A person once told Ann Madsen they listened to her husband every night because his voice helped them to fall asleep. The family laughs about that, but to them, each recording of Truman speaking is a cherished treasure.
"My children love to listen to his voice," Ann Madsen said. "His voice was special. It was a gift that God gave him so he could do this, so he could teach."
A Missionary's Letter
More than a decade after he gave the lectures, Truman Madsen realized the influence his Joseph Smith tapeswere having on a vast audience of listeners, according to his biography.
"More than anything else I have written or recorded, these cassettes have engendered a return wave, international in scope, of responsive letters and comments," Madsen wrote in 1989.
When introducing themselves, the Madsens are almost automatically asked first if they are related to Truman, followed by comments like "the Joseph Smith tapes changed my life" or "I got my testimony of Joseph Smith on my mission from those tapes," Ann Madsen said.
Truman and Ann Madsen were not upset when they learned some mission presidents were circulating pirated copies of the tapes.
"I'm really glad they did," Ann Madsen said. "Having them available to people is very important to us."
Dane Church is one such missionary who gained a stronger testimony of Joseph Smith after listening to the lectures as he served in Santiago, Chile, in 2003.
In an interview with Wilcox, his mission president, Church said he wanted a better understanding of who Joseph Smith was. Wilcox handed him his copy of Madsen's Joseph Smith lectures on CD. When Church returned the CDs, he was a different man.
"I went back and said I’m convinced. This man is a prophet. I was very struck by it. I had a conviction that I’d never had before. I made the comment, something to the effect of if Brother Madsen were here now I’d kiss his face," Church said. "I don’t know what I would do to tell him how much I appreciate what he had done. It’s changed my life. That’s how grateful I was."
Wilcox suggested Church write to Madsen, and he would make sure he received the letter. Church poured out his heart and soul on paper, and in less than a month, was surprised to receive a reply. Church described Madsen's letter as "congratulatory," with a reminder that the Holy Ghost is the true and ultimate teacher, Church said.

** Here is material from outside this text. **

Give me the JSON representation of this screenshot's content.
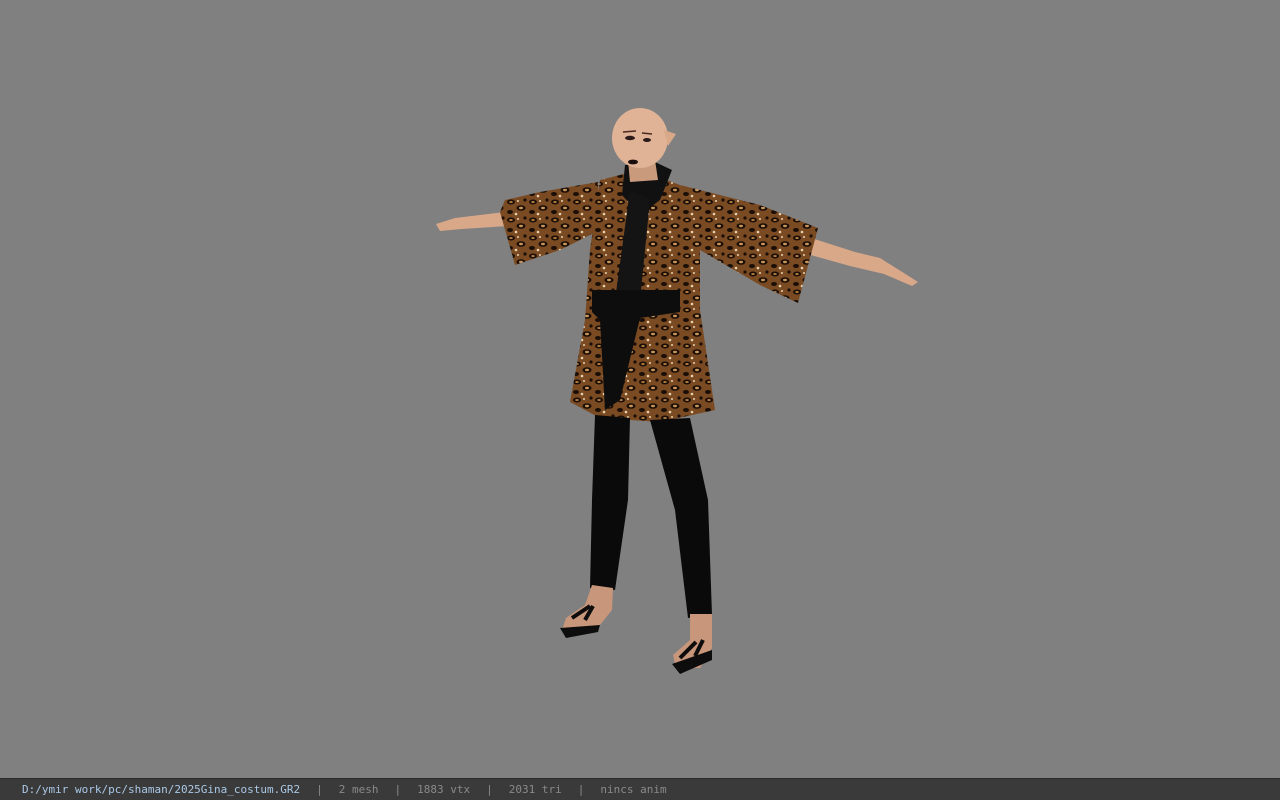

"I never met him, but he was essentially a spiritual mentor for me," said Church, now attending the School of Medicine at the University of Missouri-Kansas City.

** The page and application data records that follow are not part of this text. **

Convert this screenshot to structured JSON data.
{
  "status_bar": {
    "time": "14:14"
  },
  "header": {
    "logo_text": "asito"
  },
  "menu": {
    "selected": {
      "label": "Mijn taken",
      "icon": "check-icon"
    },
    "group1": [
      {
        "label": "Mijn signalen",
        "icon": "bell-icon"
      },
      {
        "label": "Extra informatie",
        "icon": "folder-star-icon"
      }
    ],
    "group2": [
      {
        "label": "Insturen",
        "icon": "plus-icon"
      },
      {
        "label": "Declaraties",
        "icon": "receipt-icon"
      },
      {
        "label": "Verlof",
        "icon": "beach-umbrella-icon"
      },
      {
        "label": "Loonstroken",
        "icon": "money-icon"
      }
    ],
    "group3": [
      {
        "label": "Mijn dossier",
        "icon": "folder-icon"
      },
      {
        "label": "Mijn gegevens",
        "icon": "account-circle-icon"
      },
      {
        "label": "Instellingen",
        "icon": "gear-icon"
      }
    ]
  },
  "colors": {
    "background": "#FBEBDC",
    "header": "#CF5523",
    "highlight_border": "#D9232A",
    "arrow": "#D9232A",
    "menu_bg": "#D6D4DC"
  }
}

40 Years Later
One question people may ask today is how well has Truman Madsen's depiction and profile of Joseph Smith held up? What would need to be changed in light of the Joseph Smith Papers?
Welch believes if Madsen were still around, he would certainly be keeping up with the newest material.
"I think that Truman’s intimate understanding of a lot of Joseph as a whole, a complete human being, gives his work its staying power even today," Welch said. "Truman is good in print, great on tape, and unforgettable in person. For 40 years he has inspired, blessed and changed people forever."
At a time when some young people are questioning everything, it would be great for this new generation of listeners to hear these Joseph Smith lectures, Ann Madsen said.
A tribute to 40 years of Madsen's Joseph Smith lecture series will be part of the annual Wheatley Institution Truman G. Madsen Lecture on Eternal Man on Oct. 4.